■ Exercise directions ■
Return all lines in the material below that contain "JSON".

── Records provided

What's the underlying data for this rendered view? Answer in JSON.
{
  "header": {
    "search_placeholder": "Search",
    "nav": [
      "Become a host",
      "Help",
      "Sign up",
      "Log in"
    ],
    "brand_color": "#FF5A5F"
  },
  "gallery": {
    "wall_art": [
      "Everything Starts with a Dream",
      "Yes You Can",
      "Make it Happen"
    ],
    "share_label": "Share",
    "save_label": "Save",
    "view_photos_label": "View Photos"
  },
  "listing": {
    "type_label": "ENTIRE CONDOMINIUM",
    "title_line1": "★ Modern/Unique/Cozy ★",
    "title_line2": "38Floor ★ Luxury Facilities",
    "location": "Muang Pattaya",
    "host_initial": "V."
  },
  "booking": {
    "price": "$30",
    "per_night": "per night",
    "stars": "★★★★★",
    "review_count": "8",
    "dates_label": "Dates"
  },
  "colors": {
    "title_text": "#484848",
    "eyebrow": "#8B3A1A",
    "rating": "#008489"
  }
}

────
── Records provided

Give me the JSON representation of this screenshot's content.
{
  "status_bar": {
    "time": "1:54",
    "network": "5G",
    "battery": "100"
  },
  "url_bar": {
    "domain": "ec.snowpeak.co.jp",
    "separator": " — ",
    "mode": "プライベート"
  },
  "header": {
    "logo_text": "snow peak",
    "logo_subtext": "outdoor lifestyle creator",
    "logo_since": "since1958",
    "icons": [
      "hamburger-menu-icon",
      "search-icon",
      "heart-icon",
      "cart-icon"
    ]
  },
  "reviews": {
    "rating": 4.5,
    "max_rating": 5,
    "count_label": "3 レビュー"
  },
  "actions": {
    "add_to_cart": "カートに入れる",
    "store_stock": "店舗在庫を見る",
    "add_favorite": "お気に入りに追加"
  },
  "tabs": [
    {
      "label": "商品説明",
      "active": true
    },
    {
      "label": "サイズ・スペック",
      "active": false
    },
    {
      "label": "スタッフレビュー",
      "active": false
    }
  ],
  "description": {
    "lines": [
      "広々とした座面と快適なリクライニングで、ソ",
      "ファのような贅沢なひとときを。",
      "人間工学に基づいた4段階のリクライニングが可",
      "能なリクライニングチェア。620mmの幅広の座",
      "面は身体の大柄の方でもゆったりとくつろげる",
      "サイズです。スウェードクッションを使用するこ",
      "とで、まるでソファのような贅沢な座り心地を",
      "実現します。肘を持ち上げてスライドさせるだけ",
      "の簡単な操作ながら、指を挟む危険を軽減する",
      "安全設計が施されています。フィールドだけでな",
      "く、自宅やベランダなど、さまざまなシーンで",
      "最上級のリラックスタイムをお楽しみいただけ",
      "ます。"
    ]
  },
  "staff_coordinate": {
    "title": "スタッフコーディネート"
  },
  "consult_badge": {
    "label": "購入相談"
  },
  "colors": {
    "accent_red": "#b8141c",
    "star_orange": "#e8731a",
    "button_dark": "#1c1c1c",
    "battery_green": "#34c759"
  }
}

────

■ Answer section ■
What's the underlying data for this rendered view? Answer in JSON.
Give me the JSON representation of this screenshot's content.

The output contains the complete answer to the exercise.